I have been using this method for several semesters and have noted a small increase in average scores on the assessment; they now score slightly better than the national average. But I’m hoping for more. This year I am in the teaching with technology learning community and had my consciousness raised about what technology tools I might use to improve student learning. I decided to see if I could find a tool that could help deliver the class preparation I was hoping they would get from the book (let’s face it—many students do not enjoy reading their statistics text). So this semester I have provided links to You Tube videos covering the reading material. I selected videos for material that I believe is efficiently covered by lectures—how to do computations, basic definitions and facts.
Does this add anything to student learning? I don’t know yet, as the semester is still young. I do know from the email that at least some of my students don’t like this way of doing things. They believe that I am not really teaching when I serve mostly as their guide, hint-giver, and dot-connector while they attempt the hard work of arriving at a deeper understanding of the material themselves. I’ll know more after the posttest and will report back. Stay tuned.
I am on a panel in CTE’s Higher Education in the Crosshairs symposium this Friday. The topic of this conference is what it is that we, as a private university especially, provide that is worth the money we cost. I believe that there is some knowledge (e.g., how to do a computation) that can be delivered equally effectively by a lecture watched on You Tube, in a classroom of 500, or a classroom of 30. Delivering this material is not where SMU has a competitive advantage. There is other knowledge that most students can acquire only through challenging themselves to do their own knowledge acquisition. We can provide the guidance, hand-holding, and interpretation to make this process less onerous to students. This is one place we should excel, when compared with cheaper education delivery models.
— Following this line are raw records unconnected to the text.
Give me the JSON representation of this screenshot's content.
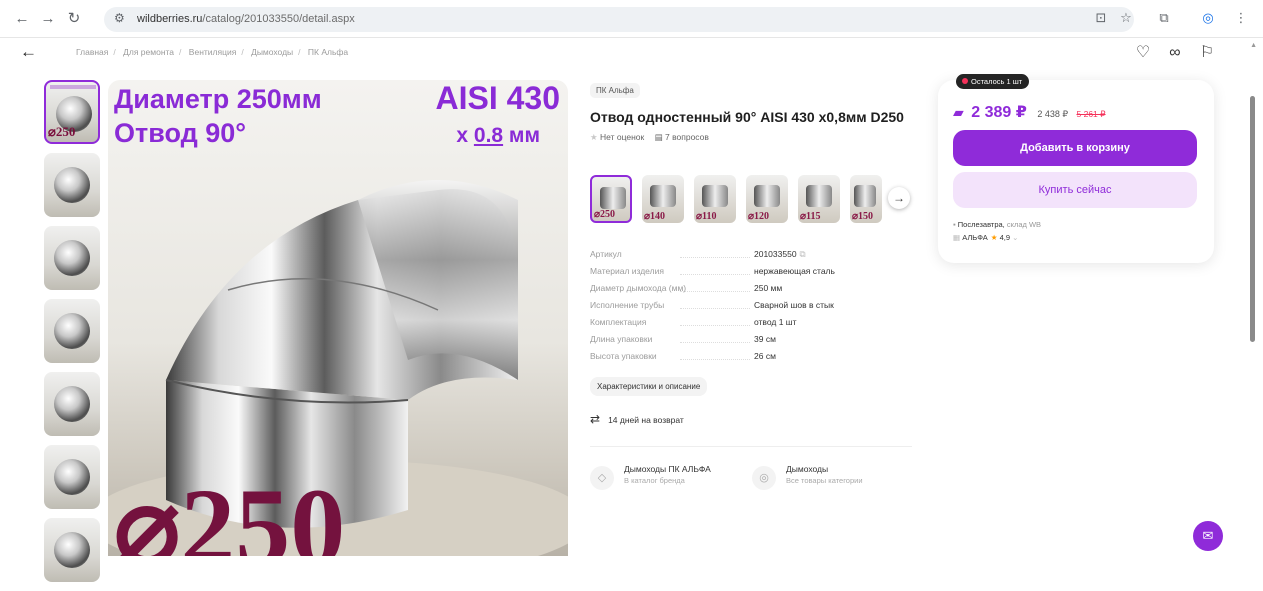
{
  "browser": {
    "url_host": "wildberries.ru",
    "url_path": "/catalog/201033550/detail.aspx",
    "icons": [
      "back-arrow-icon",
      "forward-arrow-icon",
      "reload-icon",
      "site-settings-icon",
      "install-icon",
      "star-icon",
      "extensions-icon",
      "profile-icon",
      "menu-icon"
    ]
  },
  "breadcrumb": [
    "Главная",
    "Для ремонта",
    "Вентиляция",
    "Дымоходы",
    "ПК Альфа"
  ],
  "image_text": {
    "line1": "Диаметр 250мм",
    "line2": "Отвод 90°",
    "steel": "AISI 430",
    "thickness_prefix": "х ",
    "thickness_value": "0.8",
    "thickness_unit": " мм",
    "big_label": "⌀250",
    "thumb_label": "⌀250"
  },
  "product": {
    "brand_chip": "ПК Альфа",
    "title": "Отвод одностенный 90° AISI 430 х0,8мм D250",
    "rating_text": "Нет оценок",
    "questions_text": "7 вопросов",
    "gallery_labels": [
      "⌀250",
      "⌀140",
      "⌀110",
      "⌀120",
      "⌀115",
      "⌀150"
    ]
  },
  "specs": [
    {
      "k": "Артикул",
      "v": "201033550"
    },
    {
      "k": "Материал изделия",
      "v": "нержавеющая сталь"
    },
    {
      "k": "Диаметр дымохода (мм)",
      "v": "250 мм"
    },
    {
      "k": "Исполнение трубы",
      "v": "Сварной шов в стык"
    },
    {
      "k": "Комплектация",
      "v": "отвод 1 шт"
    },
    {
      "k": "Длина упаковки",
      "v": "39 см"
    },
    {
      "k": "Высота упаковки",
      "v": "26 см"
    }
  ],
  "actions": {
    "chars_button": "Характеристики и описание",
    "return_text": "14 дней на возврат"
  },
  "links": [
    {
      "title": "Дымоходы ПК АЛЬФА",
      "sub": "В каталог бренда"
    },
    {
      "title": "Дымоходы",
      "sub": "Все товары категории"
    }
  ],
  "buy_box": {
    "stock_badge": "Осталось 1 шт",
    "price_wallet": "2 389 ₽",
    "price_regular": "2 438 ₽",
    "price_old": "5 261 ₽",
    "add_to_cart": "Добавить в корзину",
    "buy_now": "Купить сейчас",
    "delivery_strong": "Послезавтра,",
    "delivery_muted": " склад WB",
    "seller_name": "АЛЬФА",
    "seller_rating": "4,9",
    "accent": "#8f2bd9",
    "sale_color": "#f5315a"
  }
}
Another part of our value should come from our ability to select or develop materials for our students’ in-class experiences that elucidate the difficult-to-grasp concepts. We should also be able to adapt or replace these materials when they are not having the effect we want, or when some contemporary connection with the world can be incorporated. This is where most of the intellectual content of the flipped classroom model arises. It is also what is hard to do cheaply, since it cannot be “installed” and reused indefinitely. Good teaching is always a work in progress.